• Given information
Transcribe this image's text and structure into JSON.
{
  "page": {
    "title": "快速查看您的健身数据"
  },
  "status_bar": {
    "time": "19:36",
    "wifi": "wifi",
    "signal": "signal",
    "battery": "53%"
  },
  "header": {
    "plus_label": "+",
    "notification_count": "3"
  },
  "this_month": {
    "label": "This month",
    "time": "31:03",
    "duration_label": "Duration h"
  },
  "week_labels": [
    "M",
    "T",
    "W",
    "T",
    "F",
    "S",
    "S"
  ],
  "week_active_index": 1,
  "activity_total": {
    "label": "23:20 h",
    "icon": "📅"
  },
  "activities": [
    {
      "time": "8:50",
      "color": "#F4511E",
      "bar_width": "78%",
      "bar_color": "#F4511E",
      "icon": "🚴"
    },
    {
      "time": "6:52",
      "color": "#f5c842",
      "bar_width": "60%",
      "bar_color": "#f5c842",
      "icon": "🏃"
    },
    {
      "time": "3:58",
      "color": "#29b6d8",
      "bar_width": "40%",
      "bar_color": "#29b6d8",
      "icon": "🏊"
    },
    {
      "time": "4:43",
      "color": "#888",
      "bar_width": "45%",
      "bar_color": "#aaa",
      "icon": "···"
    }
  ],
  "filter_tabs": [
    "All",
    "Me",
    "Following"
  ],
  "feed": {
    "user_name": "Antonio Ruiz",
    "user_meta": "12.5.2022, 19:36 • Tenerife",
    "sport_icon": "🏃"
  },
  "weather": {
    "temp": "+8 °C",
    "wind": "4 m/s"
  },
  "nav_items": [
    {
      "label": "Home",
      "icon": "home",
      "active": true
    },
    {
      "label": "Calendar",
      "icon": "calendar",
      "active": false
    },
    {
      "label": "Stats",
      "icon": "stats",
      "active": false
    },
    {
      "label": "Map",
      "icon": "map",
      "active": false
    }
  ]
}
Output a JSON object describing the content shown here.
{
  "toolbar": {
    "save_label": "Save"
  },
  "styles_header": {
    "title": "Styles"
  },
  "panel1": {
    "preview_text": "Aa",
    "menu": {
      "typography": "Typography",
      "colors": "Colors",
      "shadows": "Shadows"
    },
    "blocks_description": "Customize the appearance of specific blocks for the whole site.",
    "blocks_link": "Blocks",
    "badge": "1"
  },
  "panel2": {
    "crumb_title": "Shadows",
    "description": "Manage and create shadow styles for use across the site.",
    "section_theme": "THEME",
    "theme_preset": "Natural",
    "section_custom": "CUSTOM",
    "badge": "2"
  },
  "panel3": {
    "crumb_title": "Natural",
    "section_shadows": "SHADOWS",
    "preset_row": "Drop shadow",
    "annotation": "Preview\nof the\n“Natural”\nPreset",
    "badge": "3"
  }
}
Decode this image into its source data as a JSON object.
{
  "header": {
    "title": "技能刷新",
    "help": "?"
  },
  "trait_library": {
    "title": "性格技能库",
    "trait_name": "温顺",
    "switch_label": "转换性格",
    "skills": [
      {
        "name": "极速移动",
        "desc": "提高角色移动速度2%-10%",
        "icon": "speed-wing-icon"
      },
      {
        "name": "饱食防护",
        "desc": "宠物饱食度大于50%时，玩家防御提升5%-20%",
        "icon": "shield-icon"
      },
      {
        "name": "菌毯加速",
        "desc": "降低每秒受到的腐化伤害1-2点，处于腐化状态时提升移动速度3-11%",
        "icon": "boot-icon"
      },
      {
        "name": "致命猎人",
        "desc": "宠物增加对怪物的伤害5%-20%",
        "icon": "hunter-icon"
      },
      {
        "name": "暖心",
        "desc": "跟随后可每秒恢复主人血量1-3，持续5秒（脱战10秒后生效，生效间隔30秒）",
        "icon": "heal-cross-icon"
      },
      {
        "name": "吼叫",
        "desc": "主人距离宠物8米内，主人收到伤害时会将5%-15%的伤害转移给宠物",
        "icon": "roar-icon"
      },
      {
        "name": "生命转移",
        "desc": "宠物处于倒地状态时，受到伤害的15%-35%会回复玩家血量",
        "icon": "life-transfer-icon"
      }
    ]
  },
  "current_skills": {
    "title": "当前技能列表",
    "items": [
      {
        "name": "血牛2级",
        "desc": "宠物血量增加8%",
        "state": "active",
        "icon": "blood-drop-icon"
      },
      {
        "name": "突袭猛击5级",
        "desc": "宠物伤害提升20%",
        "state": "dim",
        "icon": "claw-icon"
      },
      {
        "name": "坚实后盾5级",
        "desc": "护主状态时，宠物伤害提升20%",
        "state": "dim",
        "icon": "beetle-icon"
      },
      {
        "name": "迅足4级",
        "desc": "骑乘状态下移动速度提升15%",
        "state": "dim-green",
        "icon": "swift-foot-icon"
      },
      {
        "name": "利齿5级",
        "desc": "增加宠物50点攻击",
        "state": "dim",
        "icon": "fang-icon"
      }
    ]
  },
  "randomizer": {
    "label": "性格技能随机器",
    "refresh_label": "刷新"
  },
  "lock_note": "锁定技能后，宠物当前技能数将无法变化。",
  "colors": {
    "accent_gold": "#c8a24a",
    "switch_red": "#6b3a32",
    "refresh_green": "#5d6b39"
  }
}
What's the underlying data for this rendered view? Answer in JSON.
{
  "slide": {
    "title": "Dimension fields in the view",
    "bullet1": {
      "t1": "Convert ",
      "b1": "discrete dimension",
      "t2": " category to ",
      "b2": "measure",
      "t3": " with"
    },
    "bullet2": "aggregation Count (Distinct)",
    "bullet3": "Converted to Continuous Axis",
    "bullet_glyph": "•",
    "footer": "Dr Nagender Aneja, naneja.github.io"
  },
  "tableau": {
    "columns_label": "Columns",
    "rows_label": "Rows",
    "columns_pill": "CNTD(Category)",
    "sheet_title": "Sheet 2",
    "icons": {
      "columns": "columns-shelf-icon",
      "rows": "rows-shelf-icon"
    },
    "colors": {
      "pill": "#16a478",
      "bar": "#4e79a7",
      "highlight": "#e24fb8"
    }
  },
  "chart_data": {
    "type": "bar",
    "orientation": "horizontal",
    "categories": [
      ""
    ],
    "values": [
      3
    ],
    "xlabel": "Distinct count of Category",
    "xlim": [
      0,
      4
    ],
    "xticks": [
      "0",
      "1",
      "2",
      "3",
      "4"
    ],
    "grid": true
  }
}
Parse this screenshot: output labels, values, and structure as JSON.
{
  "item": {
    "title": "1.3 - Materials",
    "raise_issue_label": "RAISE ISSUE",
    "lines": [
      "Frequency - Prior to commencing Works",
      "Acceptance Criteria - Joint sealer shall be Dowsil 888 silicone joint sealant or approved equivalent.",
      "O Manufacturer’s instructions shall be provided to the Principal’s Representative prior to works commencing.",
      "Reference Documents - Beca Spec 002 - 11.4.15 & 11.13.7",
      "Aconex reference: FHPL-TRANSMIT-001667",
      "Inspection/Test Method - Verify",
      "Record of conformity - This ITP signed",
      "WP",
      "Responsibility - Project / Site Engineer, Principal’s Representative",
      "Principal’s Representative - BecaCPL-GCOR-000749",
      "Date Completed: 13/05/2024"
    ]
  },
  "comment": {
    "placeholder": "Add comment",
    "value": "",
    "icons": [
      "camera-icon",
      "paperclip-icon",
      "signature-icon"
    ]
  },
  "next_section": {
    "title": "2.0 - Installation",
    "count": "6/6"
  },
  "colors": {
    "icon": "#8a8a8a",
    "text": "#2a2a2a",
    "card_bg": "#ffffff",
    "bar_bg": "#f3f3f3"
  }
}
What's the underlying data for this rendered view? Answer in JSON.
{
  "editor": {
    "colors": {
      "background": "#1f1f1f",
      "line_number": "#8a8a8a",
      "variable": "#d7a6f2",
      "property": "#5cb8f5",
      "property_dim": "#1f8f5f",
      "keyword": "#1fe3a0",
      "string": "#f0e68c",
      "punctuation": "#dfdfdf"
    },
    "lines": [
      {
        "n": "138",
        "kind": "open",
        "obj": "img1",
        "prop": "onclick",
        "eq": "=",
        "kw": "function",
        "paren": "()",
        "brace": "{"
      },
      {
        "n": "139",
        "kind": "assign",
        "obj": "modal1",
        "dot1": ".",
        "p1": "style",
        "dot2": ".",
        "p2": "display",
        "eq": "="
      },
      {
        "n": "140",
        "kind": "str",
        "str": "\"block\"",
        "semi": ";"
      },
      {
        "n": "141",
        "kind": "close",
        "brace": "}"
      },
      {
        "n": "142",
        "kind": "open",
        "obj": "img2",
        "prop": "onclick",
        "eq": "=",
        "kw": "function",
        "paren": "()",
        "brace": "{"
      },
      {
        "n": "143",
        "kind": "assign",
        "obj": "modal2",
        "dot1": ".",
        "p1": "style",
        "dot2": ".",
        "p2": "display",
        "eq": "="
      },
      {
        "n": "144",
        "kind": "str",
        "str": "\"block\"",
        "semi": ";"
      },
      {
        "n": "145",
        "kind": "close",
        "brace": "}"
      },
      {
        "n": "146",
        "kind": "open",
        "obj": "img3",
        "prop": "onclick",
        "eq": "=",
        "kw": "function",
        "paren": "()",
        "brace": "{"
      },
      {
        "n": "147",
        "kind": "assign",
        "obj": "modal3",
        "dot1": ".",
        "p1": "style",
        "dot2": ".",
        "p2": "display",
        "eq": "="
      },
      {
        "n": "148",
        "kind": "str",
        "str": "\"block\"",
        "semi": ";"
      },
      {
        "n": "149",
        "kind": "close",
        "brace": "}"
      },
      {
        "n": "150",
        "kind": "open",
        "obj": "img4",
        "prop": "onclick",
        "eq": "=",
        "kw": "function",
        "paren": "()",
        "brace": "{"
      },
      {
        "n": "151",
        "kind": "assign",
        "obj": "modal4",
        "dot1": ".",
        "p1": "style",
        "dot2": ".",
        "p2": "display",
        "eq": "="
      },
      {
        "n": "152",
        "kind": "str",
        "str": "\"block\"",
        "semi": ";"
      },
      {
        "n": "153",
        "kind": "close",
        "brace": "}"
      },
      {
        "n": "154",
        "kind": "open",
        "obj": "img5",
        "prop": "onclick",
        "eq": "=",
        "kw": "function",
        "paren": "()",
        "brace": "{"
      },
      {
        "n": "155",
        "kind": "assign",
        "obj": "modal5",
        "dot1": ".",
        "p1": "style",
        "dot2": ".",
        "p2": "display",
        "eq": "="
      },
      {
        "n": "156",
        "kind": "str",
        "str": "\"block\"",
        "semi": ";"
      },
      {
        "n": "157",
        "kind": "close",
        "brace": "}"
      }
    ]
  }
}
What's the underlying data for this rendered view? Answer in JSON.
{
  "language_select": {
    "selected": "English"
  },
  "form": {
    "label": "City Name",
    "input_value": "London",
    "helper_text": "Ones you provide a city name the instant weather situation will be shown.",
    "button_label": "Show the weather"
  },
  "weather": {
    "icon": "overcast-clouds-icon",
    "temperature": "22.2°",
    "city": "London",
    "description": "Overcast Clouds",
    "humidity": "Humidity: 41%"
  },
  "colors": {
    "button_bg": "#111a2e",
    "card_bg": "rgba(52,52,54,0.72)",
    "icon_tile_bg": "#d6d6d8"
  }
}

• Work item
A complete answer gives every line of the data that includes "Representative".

• Solution for this problem
      "O Manufacturer’s instructions shall be provided to the Principal’s Representative prior to works commencing.",
      "Responsibility - Project / Site Engineer, Principal’s Representative",
      "Principal’s Representative - BecaCPL-GCOR-000749",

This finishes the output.